In the past, Tracht were typically accessorised with a fancy hat – which had the twin advantage of protecting one’s face from the sun while also parading one’s fashion sense. For men in southern Germany especially, this was usually a traditional Alpine hat made of felt or wool, with a brim that encircled the head.
Depending on the region, however, these hats were also spiced up with a variety of colourful accessories, such as feathers, flowers, ribbons and bristles.
A particularly interesting and vivid hat was – and still sometimes is – worn by Protestant women in the Black Forest villages of Kirnbach, Gutach and Hornberg-Reichenbach. Known as the Bollenhut, it is a formal, wide brimmed straw hat topped with 14 woollen pom-poms, weighing up to a total of two kilograms. Women who are married wear black pom-poms, while those who are unmarried wear bright red.
With the large amount of dancing that accompanies any festivity requiring a Tracht, it is extremely important that you have on the right kind of shoes. Women usually adorn a soft, felt shoe with a clunky heel and buckles – perfect for an evening of dancing.
For the men, a special shoe known as the Haferlschuh is preferred. Originally intended for farming in Bavaria, this shoe contains a sole made of thick leather or rubber and is based on the design of an animal hoof. In the past, men took great pride in handcrafting their own Haferlschuhe, but nowadays you can get them from plenty of traditional shoe shops.
What about when it gets cold?
If you’ve been paying close attention, you might have noticed that all the outfits we’ve discussed so far seem to be designed for warm weather. Thin cotton shirts, leather shorts and frilly hats might not be the optimal choice for the colder parts of the year.
Fortunately, Germans have a solution for that! During winter, women wear a heavy Dirndl coat in the same cut as the dress. Instead of light materials such as cotton and silk, these feature skirts and aprons made of thick cotton, linen, velvet or wool. The shirts have long sleeves and high necks, and the dress is accompanied by thick mittens and wool hats.
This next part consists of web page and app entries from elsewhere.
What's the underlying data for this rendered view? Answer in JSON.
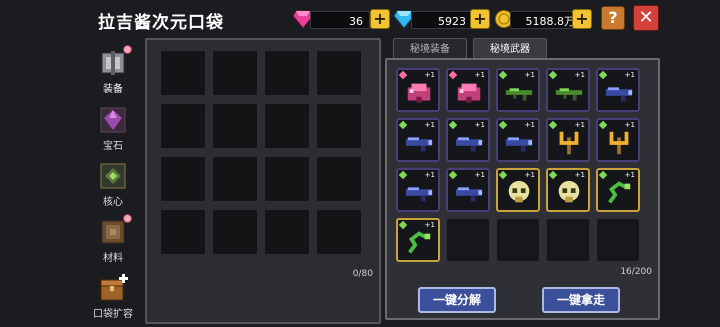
{
  "title": "拉吉酱次元口袋",
  "currencies": [
    {
      "name": "gem-icon",
      "value": "36",
      "color": "#e8409c"
    },
    {
      "name": "diamond-icon",
      "value": "5923",
      "color": "#35b8f0"
    },
    {
      "name": "coin-icon",
      "value": "5188.8万",
      "color": "#f1c232"
    }
  ],
  "plus_label": "+",
  "help_label": "?",
  "close_label": "✕",
  "sidebar": {
    "items": [
      {
        "label": "装备",
        "icon": "armor-icon",
        "active": true,
        "dot": true
      },
      {
        "label": "宝石",
        "icon": "gem-icon",
        "active": false,
        "dot": false
      },
      {
        "label": "核心",
        "icon": "core-icon",
        "active": false,
        "dot": false
      },
      {
        "label": "材料",
        "icon": "material-icon",
        "active": false,
        "dot": true
      },
      {
        "label": "口袋扩容",
        "icon": "chest-plus-icon",
        "active": false,
        "dot": false
      }
    ]
  },
  "storage": {
    "count": "0/80"
  },
  "tabs": [
    {
      "label": "秘境装备",
      "active": false
    },
    {
      "label": "秘境武器",
      "active": true
    }
  ],
  "weapons": {
    "count": "16/200",
    "items": [
      {
        "icon": "pink-flower-weapon-icon",
        "level": "+1",
        "gem": "#ff6ea0",
        "rarity": "purple"
      },
      {
        "icon": "pink-flower-weapon-icon",
        "level": "+1",
        "gem": "#ff6ea0",
        "rarity": "purple"
      },
      {
        "icon": "green-rifle-icon",
        "level": "+1",
        "gem": "#7ed957",
        "rarity": "purple"
      },
      {
        "icon": "green-rifle-icon",
        "level": "+1",
        "gem": "#7ed957",
        "rarity": "purple"
      },
      {
        "icon": "blue-launcher-icon",
        "level": "+1",
        "gem": "#7ed957",
        "rarity": "purple"
      },
      {
        "icon": "blue-launcher-icon",
        "level": "+1",
        "gem": "#7ed957",
        "rarity": "purple"
      },
      {
        "icon": "blue-launcher-icon",
        "level": "+1",
        "gem": "#7ed957",
        "rarity": "purple"
      },
      {
        "icon": "blue-launcher-icon",
        "level": "+1",
        "gem": "#7ed957",
        "rarity": "purple"
      },
      {
        "icon": "golden-trident-icon",
        "level": "+1",
        "gem": "#7ed957",
        "rarity": "purple"
      },
      {
        "icon": "golden-trident-icon",
        "level": "+1",
        "gem": "#7ed957",
        "rarity": "purple"
      },
      {
        "icon": "blue-launcher-icon",
        "level": "+1",
        "gem": "#7ed957",
        "rarity": "purple"
      },
      {
        "icon": "blue-launcher-icon",
        "level": "+1",
        "gem": "#7ed957",
        "rarity": "purple"
      },
      {
        "icon": "golden-skull-icon",
        "level": "+1",
        "gem": "#7ed957",
        "rarity": "gold"
      },
      {
        "icon": "golden-skull-icon",
        "level": "+1",
        "gem": "#7ed957",
        "rarity": "gold"
      },
      {
        "icon": "green-serpent-icon",
        "level": "+1",
        "gem": "#7ed957",
        "rarity": "gold"
      },
      {
        "icon": "green-serpent-icon",
        "level": "+1",
        "gem": "#7ed957",
        "rarity": "gold"
      }
    ]
  },
  "buttons": {
    "dismantle": "一键分解",
    "collect": "一键拿走"
  }
}
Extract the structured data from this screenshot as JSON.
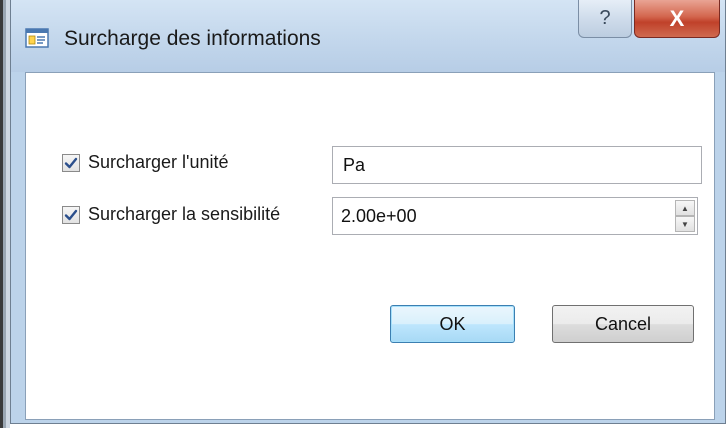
{
  "window": {
    "title": "Surcharge des informations",
    "help_label": "?",
    "close_label": "X"
  },
  "form": {
    "override_unit": {
      "label": "Surcharger l'unité",
      "checked": true,
      "value": "Pa"
    },
    "override_sensitivity": {
      "label": "Surcharger la sensibilité",
      "checked": true,
      "value": "2.00e+00"
    }
  },
  "buttons": {
    "ok_label": "OK",
    "cancel_label": "Cancel"
  }
}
For the men, there is a wide range of wool vests and cardigans that replace the thin cotton and linen shirts. Some men opt for smart blazers instead, but these are usually more expensive. This is, of course, accompanied by thicker socks, hats and sometimes gloves.